Sen. Hillary Clinton, the likely Democratic nominee at this point, remains the most indecipherable of the candidates on Iraq. On the one hand, she pledges "to end the war" and has voted against the Bush surge and in favor of a March 2008 withdrawal deadline for combat troops. She has suggested, but not insisted on, cutting off funding for Iraqi security forces and private contractors unless reforms by the Iraqi government are guaranteed. [NYT, Feb. 26, 2007] On the other hand, she most clearly favors leaving a large number of Americans, a "scaled down force", in Iraq indefinitely to fight al-Qaeda, train the Iraqi army, and resist Iranian encroachment. [NYT, Nov. 2, 2007]. She cast an unsettling hawkish vote to define the Iranian Revolutionary Guard as a terrorist group, which may have reflected her positioning for the November election, and has telegraphed a message that Iraq is "right in the heart of the oil region...[and] directly in opposition to our interests, to the interests of the region, to Israel's interests." [NYT, Mar. 15, 2007]
Clearly, anti-war opinion in the early primary states will be a major factor determining the candidates' positioning. Edwards has put pressure on Obama and Clinton in Iowa and New Hampshire, and Obama puts pressure on Clinton across the board. But Clinton already is trending towards her general election platform against another "vast right-wing conspiracy." In the short-term, she wants to be positioned as sufficiently anti-war and leave Edwards and Obama appearing more "extreme", which may be a misreading of public opinion. The other Democratic candidates will seek to appear more anti-war than Clinton because the issue is their only way to gain traction with the multitudes of anti-war voters in the primaries. Clinton depends on rallying Democrats and independents to her side by contrasting herself with Giuliani, Mitt Romney or John McCain. Whether that approach can prevail, or seem too frustratingly evasive, remains to be seen in the long campaign ahead.
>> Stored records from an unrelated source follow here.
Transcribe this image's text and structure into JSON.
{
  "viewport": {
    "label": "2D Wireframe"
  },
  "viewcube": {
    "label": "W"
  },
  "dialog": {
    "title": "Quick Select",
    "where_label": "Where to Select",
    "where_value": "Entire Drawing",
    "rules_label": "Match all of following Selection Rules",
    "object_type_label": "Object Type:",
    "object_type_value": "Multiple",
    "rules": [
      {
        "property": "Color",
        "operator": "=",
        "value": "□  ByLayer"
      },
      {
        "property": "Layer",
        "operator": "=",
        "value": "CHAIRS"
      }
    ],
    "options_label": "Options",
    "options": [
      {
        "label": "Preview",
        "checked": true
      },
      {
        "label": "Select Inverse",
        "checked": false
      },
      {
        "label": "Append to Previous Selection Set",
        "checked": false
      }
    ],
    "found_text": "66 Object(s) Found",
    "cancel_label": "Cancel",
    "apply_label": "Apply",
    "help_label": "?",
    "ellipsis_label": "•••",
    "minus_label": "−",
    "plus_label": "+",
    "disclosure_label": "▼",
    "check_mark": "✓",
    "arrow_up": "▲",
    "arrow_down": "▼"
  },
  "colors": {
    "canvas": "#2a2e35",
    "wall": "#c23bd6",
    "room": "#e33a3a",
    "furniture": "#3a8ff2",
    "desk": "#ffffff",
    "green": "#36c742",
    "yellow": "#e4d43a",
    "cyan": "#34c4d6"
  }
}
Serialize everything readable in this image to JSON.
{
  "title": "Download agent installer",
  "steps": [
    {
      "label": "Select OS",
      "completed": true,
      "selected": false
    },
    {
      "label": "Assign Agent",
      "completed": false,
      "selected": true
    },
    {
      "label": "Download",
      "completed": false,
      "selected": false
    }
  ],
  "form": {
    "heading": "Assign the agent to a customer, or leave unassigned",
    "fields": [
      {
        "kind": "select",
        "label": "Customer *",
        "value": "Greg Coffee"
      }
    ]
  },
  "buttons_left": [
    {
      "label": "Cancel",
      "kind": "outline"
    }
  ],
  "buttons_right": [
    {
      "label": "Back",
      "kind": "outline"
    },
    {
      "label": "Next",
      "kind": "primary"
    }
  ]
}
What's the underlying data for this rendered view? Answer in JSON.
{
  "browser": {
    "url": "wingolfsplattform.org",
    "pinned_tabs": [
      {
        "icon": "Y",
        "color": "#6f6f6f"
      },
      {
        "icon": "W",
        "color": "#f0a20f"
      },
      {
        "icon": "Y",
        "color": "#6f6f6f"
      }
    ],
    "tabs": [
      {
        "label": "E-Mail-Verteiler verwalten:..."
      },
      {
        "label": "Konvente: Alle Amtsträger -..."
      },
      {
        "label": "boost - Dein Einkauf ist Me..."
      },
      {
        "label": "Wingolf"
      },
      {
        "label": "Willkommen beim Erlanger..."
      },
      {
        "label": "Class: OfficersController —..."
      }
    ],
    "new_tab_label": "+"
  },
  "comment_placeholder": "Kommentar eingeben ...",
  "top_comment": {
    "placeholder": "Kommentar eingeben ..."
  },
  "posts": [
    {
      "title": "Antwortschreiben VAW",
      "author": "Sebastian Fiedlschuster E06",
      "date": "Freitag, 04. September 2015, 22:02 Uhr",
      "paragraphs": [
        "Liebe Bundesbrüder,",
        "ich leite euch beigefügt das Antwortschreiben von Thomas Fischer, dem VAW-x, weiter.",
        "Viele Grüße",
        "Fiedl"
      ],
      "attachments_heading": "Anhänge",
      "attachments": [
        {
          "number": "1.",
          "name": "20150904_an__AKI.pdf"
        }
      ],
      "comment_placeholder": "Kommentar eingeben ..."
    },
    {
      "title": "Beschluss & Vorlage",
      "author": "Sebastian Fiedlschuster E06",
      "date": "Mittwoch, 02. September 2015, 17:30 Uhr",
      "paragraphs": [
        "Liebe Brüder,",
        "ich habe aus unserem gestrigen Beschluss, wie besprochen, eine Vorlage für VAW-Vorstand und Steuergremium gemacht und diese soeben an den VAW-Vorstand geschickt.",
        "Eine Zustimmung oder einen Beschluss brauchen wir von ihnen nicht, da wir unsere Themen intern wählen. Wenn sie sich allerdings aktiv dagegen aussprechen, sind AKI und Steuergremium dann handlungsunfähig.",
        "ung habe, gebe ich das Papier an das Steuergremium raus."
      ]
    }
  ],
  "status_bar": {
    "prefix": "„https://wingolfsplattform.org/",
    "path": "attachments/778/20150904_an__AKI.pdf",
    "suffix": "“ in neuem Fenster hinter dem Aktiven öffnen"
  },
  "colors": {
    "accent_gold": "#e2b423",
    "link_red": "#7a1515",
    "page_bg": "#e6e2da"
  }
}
If Clinton gains the nomination on an Iraq platform that disappoints enough independents and Obama or Edwards supporters, a two-percent space will open for Ralph Nader and/or Cynthia McKinney to possibly make the difference in the November election. Recent polls show Clinton in a virtual dead heat with Giuliani among independent voters who otherwise lean Democratic. If she refuses to take a more forthright stand on Iraq, she may try returning to her domestic strength by arguing that unlimited and wasteful Republican spending on Iraq will prevent her from achieving national health care, a priority issue for a majority of Americans where Giuliani is clearly on the wrong side. As president, she could describe her slow troop withdrawals as a peace dividend, a transfer of resources from war to health care for veterans and all Americans.
Or worst case, her appearance of wobbling on Iraq/Iran could reinforce a voter perception of such principled and unpredictable opportunism that the Democrats could lose a close election once again.
Tom Hayden is the author of Ending the War in Iraq [Akashic, 2007]. He has not endorsed any candidate for president. He is a national board member of Progressive Democrats of America, and the editorial board of the Nation magazine.